A memorial service for longtime Paonia resident Ed Marston will be held at 2 p.m. Friday, Sept. 7, at Delicious Orchards, 29126 Highway 133.
Marston, 78, was well known in the North Fork and beyond as an environmental journalist and political organizer. He and his wife, Betsy, and their children, Wendy and David, moved to Paonia in 1974 where Ed and Betsy started the North Fork Times weekly newspaper. They sold it in 1980.
In 1982 they founded an environmental paper, Western Colorado Report, which was folded into the High Country News, an existing publication covering environmental issues across the western United States. Marston was publisher of the High Country News from 1983-2002, during which time he and the publication received numerous national and regional awards.

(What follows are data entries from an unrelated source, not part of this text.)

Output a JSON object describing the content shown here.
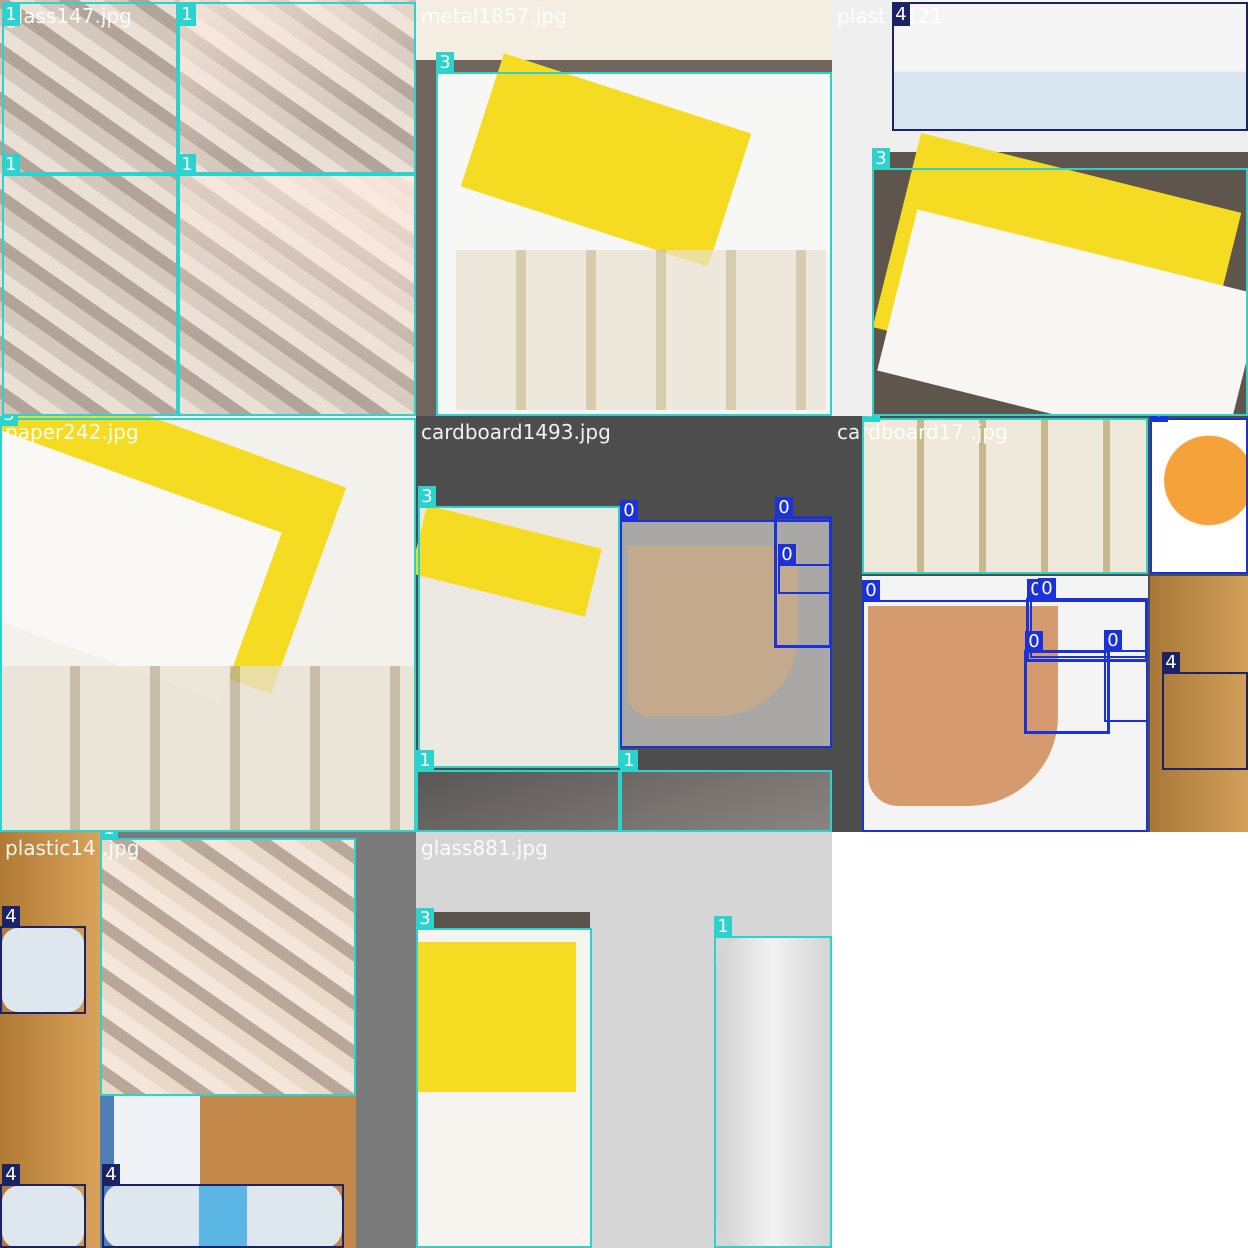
{
  "grid": {
    "tiles": [
      {
        "id": "t1",
        "name": "glass147.jpg",
        "title": "glass147.jpg"
      },
      {
        "id": "t2",
        "name": "metal1857.jpg",
        "title": "metal1857.jpg"
      },
      {
        "id": "t3",
        "name": "plastic2121",
        "title": "plast  2121"
      },
      {
        "id": "t4",
        "name": "paper242.jpg",
        "title": "paper242.jpg"
      },
      {
        "id": "t5",
        "name": "cardboard1493.jpg",
        "title": "cardboard1493.jpg"
      },
      {
        "id": "t6",
        "name": "cardboard17",
        "title": "cardboard17  .jpg"
      },
      {
        "id": "t7",
        "name": "plastic14",
        "title": "plastic14  .jpg"
      },
      {
        "id": "t8",
        "name": "glass881.jpg",
        "title": "glass881.jpg"
      }
    ]
  },
  "box_labels": {
    "cls0": "0",
    "cls1": "1",
    "cls3": "3",
    "cls4": "4"
  },
  "class_colors": {
    "0": "#1c31d8",
    "1": "#2cd2cc",
    "3": "#2cd2cc",
    "4": "#1b2366"
  }
}
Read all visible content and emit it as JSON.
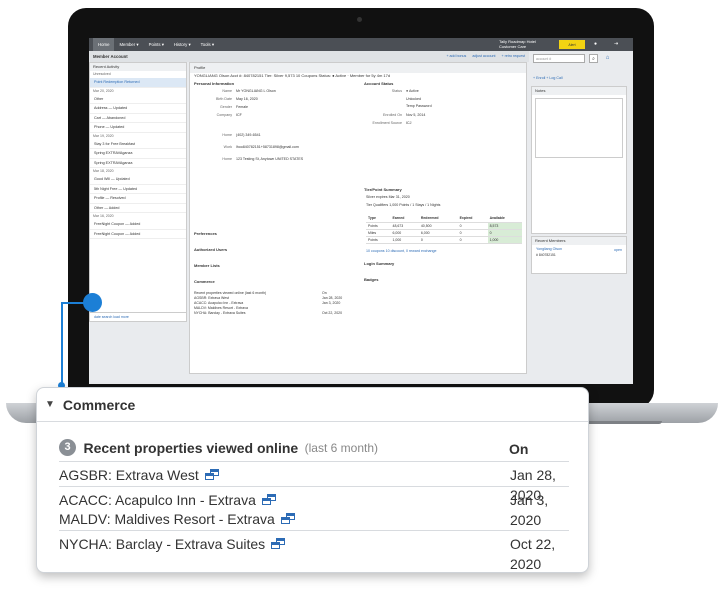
{
  "topnav": {
    "items": [
      "Home",
      "Member ▾",
      "Points ▾",
      "History ▾",
      "Tools ▾"
    ],
    "brand": "Tally Roadmap Hotel",
    "brand_sub": "Customer Care",
    "yellow_btn": "Alert"
  },
  "subbar": {
    "title": "Member Account",
    "actions": [
      "+ add bonus",
      "adjust account",
      "+ retro request"
    ]
  },
  "search": {
    "placeholder": "account #"
  },
  "member_header": "YONGLIANG Olson   Acct #: 840782151   Tier: Silver   9,573   10 Coupons   Status: ● Active · Member for 5y 4m 17d",
  "left": {
    "header": "Recent Activity",
    "unresolved": "Unresolved",
    "selected": "Point Redemption Returned",
    "rows": [
      {
        "date": "Mar 20, 2020"
      },
      {
        "label": "Other"
      },
      {
        "label": "Address — Updated"
      },
      {
        "label": "Cart — Abandoned"
      },
      {
        "label": "Phone — Updated"
      },
      {
        "date": "Mar 19, 2020"
      },
      {
        "label": "Stay 3 for Free Breakfast"
      },
      {
        "label": "Spring EXTRAVAganza"
      },
      {
        "label": "Spring EXTRAVAganza"
      },
      {
        "date": "Mar 18, 2020"
      },
      {
        "label": "Good Will — Updated"
      },
      {
        "label": "5th Night Free — Updated"
      },
      {
        "label": "Profile — Resolved"
      },
      {
        "label": "Other — Added"
      },
      {
        "date": "Mar 16, 2020"
      },
      {
        "label": "FreeNight Coupon — Added"
      },
      {
        "label": "FreeNight Coupon — Added"
      }
    ],
    "footer": "date search   load more"
  },
  "center": {
    "bar": "Profile",
    "personal": "Personal Information",
    "fields": [
      {
        "k": "Name",
        "v": "Mr YONGLIANG L Olson"
      },
      {
        "k": "Birth Date",
        "v": "May 16, 2020"
      },
      {
        "k": "Gender",
        "v": "Female"
      },
      {
        "k": "Company",
        "v": "ICF"
      },
      {
        "k": "Home",
        "v": "(402) 349-6541"
      },
      {
        "k": "Work",
        "v": "lhoo840782151+58731898@gmail.com"
      },
      {
        "k": "Home",
        "v": "123 Testing St, Anytown UNITED STATES"
      }
    ],
    "account_status": "Account Status",
    "status_fields": [
      {
        "k": "Status",
        "v": "● Active"
      },
      {
        "k": "",
        "v": "Unlocked"
      },
      {
        "k": "",
        "v": "Temp Password"
      },
      {
        "k": "Enrolled On",
        "v": "Nov 5, 2014"
      },
      {
        "k": "Enrollment Source",
        "v": "ICJ"
      }
    ],
    "tier_summary": "Tier/Point Summary",
    "tier_line": "Silver expires Mar 31, 2020",
    "tier_qual": "Tier Qualifiers   1,000 Points  /  1 Stays  /  1 Nights",
    "points_table": {
      "headers": [
        "Type",
        "Earned",
        "Redeemed",
        "Expired",
        "Available"
      ],
      "rows": [
        [
          "Points",
          "48,673",
          "40,500",
          "0",
          "8,573"
        ],
        [
          "Miles",
          "6,000",
          "6,000",
          "0",
          "0"
        ],
        [
          "Points",
          "1,000",
          "0",
          "0",
          "1,000"
        ]
      ]
    },
    "coupons_line": "10 coupons   10 discount, 0 reward exchange",
    "sections": [
      "Preferences",
      "Authorized Users",
      "Member Lists",
      "Commerce"
    ],
    "login_summary": "Login Summary",
    "badges": "Badges",
    "mini_commerce": {
      "head": "Recent properties viewed online (last 6 month)",
      "on": "On",
      "rows": [
        [
          "AGSBR: Extrava West",
          "Jan 28, 2020"
        ],
        [
          "ACACC: Acapulco Inn - Extrava",
          "Jan 3, 2020"
        ],
        [
          "MALDV: Maldives Resort - Extrava",
          ""
        ],
        [
          "NYCHA: Barclay - Extrava Suites",
          "Oct 22, 2020"
        ]
      ]
    }
  },
  "right": {
    "enroll": "+ Enroll   + Log Call",
    "notes": "Notes",
    "recent_members": "Recent Members",
    "member": "Yongliang Olson",
    "member_acct": "# 840782151",
    "open": "open"
  },
  "callout": {
    "title": "Commerce",
    "count": "3",
    "label": "Recent properties viewed online",
    "sublabel": "(last 6 month)",
    "on_header": "On",
    "rows": [
      {
        "names": [
          "AGSBR: Extrava West"
        ],
        "date": "Jan 28, 2020"
      },
      {
        "names": [
          "ACACC: Acapulco Inn - Extrava",
          "MALDV: Maldives Resort - Extrava"
        ],
        "date": "Jan 3, 2020"
      },
      {
        "names": [
          "NYCHA: Barclay - Extrava Suites"
        ],
        "date": "Oct 22, 2020"
      }
    ]
  },
  "colors": {
    "accent": "#1c7fd6",
    "link": "#2c6bb5",
    "nav": "#4b4f55",
    "yellow": "#f2d312"
  }
}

He also served 18 years on the board of Delta-Montrose Electric Association, as well as on the boards of Delta County Economic Development, Paonia Chamber of Commerce, Solar Energy International and the Blue Sage Art Center. He also renovated a derelict building, turning the Harvester Building into an active business space in downtown Paonia.
In 2008 Ed and Betsy were named "Champions of the Rockies" by Colorado College.
Marston died early last Friday morning at St. Mary's Hospital in Grand Junction from complications of West Nile Virus.
In a press release issued Aug. 31, the Delta County Department of Health is reporting two human cases of West Nile virus in Delta County. These cases are residents from the North Fork region of the county.
- The first case, age 50-59 was diagnosed on August 23rd and is recovering from West Nile virus uncomplicated fever.
- The second case, age 70-79 was diagnosed on August 30th and has resulted in loss of life related to West Nile virus infection
"West Nile Virus can be a serious illness and residents should understand the health risks associated with this virus," said Delta County Environmental Health Director Ken Nordstrom in the release. "August through September are when most human cases of West Nile virus have been reported in Colorado."
According to health officials, most people bitten by a mosquito infected with the virus show no symptoms; however, some may develop symptoms 3-15 days after being bit. About one in five infected persons will have mild illness with fever, and about one in 150 will become severely ill. Physicians are urged to test patients for the West Nile virus if they show signs of fever, altered mental status, suspected meningitis or encephalitis, or sudden painless paralysis in the absence of stroke during summer months.
The Delta County Health Department urges residents to take preventative measures against the West Nile Virus. The following prevention tips are encouraged:
* Drain standing water on property.
* Avoid being outdoors at dusk and dawn when mosquito activity is high.
* Dress in long sleeves and pants during dusk and dawn and in areas where mosquitoes are active.
* DEET is an effective ingredient to look for in bug repellent.
For more information visit www.fightthebitecolorado.com or call 1-877-462-2911.